Poorly designed or DIY low flow
Some of the earliest low-flow toilet designs were, understandably, less sophisticated than later models. This meant that the early low-flow designs didn't always flush adequately with the small amount of water they were using. In effect, they didn't have enough water for a good flush. If your toilet is one of these, this could be why you're struggling with weak flushes.
A related reason for a weak flush is if the toilet has had a DIY remodel to force it to flush with less water. Although eco-conscious goals are admirable, placing 2-liter bottles of water in your toilet's tank could potentially weaken the flush by reducing the amount of water available in the tank.

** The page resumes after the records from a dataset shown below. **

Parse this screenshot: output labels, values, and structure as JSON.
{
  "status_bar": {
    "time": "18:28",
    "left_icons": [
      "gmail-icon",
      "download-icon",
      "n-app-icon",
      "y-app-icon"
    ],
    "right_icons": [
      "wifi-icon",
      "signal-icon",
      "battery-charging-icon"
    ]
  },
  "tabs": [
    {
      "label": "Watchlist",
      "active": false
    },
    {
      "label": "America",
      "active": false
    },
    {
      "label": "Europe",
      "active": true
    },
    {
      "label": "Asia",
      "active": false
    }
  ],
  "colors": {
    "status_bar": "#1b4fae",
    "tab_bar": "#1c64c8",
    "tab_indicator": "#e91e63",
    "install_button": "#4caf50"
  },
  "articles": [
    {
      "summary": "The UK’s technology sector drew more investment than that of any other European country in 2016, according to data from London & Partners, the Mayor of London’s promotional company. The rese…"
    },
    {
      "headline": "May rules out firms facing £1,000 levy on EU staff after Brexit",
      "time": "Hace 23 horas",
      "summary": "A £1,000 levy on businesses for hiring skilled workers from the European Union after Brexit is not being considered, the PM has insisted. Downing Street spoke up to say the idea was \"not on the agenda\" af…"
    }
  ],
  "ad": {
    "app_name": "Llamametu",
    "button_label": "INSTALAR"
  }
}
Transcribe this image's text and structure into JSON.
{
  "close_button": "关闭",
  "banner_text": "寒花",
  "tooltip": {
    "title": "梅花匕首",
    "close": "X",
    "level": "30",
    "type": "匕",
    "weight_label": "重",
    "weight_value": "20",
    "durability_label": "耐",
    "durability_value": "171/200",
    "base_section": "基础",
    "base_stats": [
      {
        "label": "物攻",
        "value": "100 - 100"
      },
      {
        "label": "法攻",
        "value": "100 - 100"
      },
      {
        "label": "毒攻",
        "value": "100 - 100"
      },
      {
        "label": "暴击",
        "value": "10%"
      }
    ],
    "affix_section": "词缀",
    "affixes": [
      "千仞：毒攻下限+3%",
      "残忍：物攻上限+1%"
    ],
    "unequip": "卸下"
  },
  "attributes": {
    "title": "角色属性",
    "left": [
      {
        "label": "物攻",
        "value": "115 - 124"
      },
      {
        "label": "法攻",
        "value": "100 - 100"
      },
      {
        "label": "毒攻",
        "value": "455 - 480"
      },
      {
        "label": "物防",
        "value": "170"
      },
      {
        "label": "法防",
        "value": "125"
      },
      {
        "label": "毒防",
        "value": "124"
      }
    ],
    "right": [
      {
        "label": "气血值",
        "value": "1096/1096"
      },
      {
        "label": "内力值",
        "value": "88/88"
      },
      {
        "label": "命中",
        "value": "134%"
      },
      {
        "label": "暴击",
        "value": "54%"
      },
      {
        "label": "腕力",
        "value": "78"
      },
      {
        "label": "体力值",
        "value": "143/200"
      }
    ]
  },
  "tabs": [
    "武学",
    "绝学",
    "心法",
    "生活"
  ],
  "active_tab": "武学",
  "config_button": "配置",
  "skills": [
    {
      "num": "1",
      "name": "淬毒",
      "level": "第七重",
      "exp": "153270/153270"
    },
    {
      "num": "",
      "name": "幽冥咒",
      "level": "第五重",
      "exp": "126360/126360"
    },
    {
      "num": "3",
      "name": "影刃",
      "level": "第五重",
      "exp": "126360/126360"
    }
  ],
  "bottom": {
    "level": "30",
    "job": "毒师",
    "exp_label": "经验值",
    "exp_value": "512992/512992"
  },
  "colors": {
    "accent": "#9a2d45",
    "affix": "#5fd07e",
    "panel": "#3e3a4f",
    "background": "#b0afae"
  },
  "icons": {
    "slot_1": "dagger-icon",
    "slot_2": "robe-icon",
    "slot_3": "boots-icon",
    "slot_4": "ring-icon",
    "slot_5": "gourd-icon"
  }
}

Even if your toilet has the right amount of water in the tank, that water needs to quickly rush down into the toilet bowl when you flush, or the flush might not be effective. If your toilet's flush chain is incorrectly adjusted, this could keep the water from all getting to the bowl for a quick, powerful flush.
Try shortening the chain a link or two and then see if this helps increase the speed and power of the flush.
Old toilet tank
While a poorly designed or DIY low-flow toilet may use too little water for a powerful flush, the opposite can be true with an even older model. Older toilet tanks use several gallons of water per flush. If yours is doing this, it may seem to work fine, yet may be costing you money.
If you have an older toilet from before 1992, it may use 3.6 gallons per flush. You can switch to a (modern, well-designed) low-flow model and save 2.32 gallons on each flush. If you flush five times per day, that's about 348 gallons per month for each member of your family, which could definitely save you money over time.
Uncalibrated fill valve
If your toilet doesn't have an adjustable fill valve, the fill valve likely fills the bowl and tank at the same time during the flush recovery period. The bowl likely fills first, then loses quite a bit of water down the overflow since the fill valve keeps going until the tank is full.
Choosing a fill valve that can be adjusted to fill the bowl slightly slower may help you save an additional gallon or more per flush.
As you can see, toilet flush issues aren't always simple. If your toilet continues to use flush with the wrong amount of water a residential plumbing
service can help you get to the bottom of a wasteful or insufficient toilet flush and get everything working efficiently again.